AuthorRomanovsky, V E; Smith, S L; Christiansen, H H; Shiklomanov, N I; Streletskiy, D A; Drozdov, D S; Malkova, G V; Oberman, N G; Kholodov, A L; Marchenko, S S
SourceState of the climate in 2014; by Blunden, J (ed.); Arndt, D S (ed.); Bulletin of the American Meteorological Society vol. 96, no. 7, 2015 p. S139-S141, (Open Access)
Alt SeriesEarth Sciences Sector, Contribution Series 20140593
PublisherAmerican Meteorological Society
Mediapaper; on-line; digital
File formatpdf
ProvinceNorthwest Territories; Nunavut; Yukon; Quebec
NTS15; 16; 25; 26; 27; 28; 29; 35; 36; 37; 38; 39; 45; 46; 47; 48; 49; 55; 56; 57; 58; 59; 65; 66; 67; 68; 69; 75; 76; 77; 78; 79; 85; 86; 87; 88; 89; 95; 96; 97; 98; 99; 105; 106; 107; 115; 116; 117; 120; 340; 560
AreaArctic; Canada; United States of America; Russian Federation; Svalbard and Jan Mayen; Norway; Finland; Sweden; Greenland; Denmark

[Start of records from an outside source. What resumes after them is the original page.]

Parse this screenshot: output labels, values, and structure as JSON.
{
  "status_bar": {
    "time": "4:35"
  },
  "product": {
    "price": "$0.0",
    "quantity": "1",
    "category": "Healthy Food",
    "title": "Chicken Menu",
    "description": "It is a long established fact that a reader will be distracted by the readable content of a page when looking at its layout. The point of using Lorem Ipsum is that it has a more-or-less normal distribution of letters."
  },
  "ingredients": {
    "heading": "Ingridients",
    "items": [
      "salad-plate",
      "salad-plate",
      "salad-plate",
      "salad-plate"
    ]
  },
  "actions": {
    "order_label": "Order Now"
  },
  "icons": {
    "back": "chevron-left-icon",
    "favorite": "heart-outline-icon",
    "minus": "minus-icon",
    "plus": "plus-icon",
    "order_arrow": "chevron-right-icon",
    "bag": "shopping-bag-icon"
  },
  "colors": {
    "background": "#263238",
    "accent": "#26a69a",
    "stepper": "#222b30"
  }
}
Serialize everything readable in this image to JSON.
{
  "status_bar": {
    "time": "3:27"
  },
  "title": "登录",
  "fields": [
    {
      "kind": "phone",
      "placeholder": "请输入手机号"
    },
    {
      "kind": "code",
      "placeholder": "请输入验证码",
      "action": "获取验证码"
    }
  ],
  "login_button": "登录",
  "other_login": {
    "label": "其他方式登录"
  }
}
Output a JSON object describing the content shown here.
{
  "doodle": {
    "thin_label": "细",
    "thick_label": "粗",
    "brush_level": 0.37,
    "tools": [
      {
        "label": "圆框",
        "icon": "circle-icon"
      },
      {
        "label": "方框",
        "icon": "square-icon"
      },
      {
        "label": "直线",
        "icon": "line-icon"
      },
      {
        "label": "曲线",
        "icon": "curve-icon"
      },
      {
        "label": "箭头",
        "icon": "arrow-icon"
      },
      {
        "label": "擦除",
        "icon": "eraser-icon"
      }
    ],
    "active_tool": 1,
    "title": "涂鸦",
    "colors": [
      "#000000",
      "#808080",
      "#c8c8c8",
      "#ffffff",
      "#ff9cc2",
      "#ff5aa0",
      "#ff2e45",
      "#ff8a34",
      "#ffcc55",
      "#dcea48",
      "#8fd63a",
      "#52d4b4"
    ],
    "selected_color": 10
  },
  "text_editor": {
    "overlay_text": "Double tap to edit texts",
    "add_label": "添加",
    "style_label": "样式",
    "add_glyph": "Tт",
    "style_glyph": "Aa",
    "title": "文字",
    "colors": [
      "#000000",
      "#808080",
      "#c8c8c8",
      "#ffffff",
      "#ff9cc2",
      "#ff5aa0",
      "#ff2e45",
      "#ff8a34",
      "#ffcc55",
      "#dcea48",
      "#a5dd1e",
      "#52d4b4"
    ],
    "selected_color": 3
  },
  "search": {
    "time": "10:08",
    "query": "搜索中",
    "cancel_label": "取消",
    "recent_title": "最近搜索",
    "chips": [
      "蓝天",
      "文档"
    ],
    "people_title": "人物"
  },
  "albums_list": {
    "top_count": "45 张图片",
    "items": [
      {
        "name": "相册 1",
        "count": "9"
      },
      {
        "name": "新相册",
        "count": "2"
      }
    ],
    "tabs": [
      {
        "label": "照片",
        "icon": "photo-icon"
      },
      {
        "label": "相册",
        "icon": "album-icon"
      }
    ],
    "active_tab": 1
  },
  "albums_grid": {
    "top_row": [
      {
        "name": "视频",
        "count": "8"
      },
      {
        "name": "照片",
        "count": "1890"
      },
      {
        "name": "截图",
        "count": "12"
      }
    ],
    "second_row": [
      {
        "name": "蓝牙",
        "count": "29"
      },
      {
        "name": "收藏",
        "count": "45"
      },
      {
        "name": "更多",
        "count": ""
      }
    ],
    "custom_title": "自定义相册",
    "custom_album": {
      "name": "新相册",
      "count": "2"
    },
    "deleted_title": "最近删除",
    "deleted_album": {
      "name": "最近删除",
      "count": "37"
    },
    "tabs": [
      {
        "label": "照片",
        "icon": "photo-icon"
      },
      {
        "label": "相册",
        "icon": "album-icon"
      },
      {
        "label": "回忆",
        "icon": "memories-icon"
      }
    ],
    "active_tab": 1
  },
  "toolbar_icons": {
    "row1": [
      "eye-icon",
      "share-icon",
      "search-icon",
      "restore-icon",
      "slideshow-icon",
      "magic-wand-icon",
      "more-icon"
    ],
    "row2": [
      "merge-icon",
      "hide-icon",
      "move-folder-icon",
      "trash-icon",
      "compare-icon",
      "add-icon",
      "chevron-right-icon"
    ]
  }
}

Lat/Long WENS-180.0000 180.0000 90.0000 60.0000
Subjectssurficial geology/geomorphology; environmental geology; Nature and Environment; Science and Technology; climatology; permafrost; ground ice; periglacial features; climate, arctic; climate effects; ground temperatures; planning; temperature; Global Terrestrial Network for Permafrost; clmate change; northern development; decision making; climate change adaptation; active layer thickness; international cooperation; permafrost thaw
Illustrationslocation maps; time series
ProgramClimate Change Geoscience, Essential Climate Variable Monitoring
Released2015 08 06
Summary(Plain Language Summary, not published)
This article is the permafrost contribution to the 'State of the Climate (2014)', an annual peer-reviewed report providing clear, reliable information on the current state of the Arctic environmental system relative to historical records. Information acquired from the Global Terrestrial Network for Permafrost (to which Canada contributes) indicates that permafrost continues to warm across the circumpolar region and in some regions such as the Canadian High Arctic the permafrost temperatures are the highest they have been in the past 3-4 decades. Since permafrost is an important component of the northern landscape, knowledge of how conditions are changing is essential for planning adaptation to a changing climate and to support decisions regarding northern development.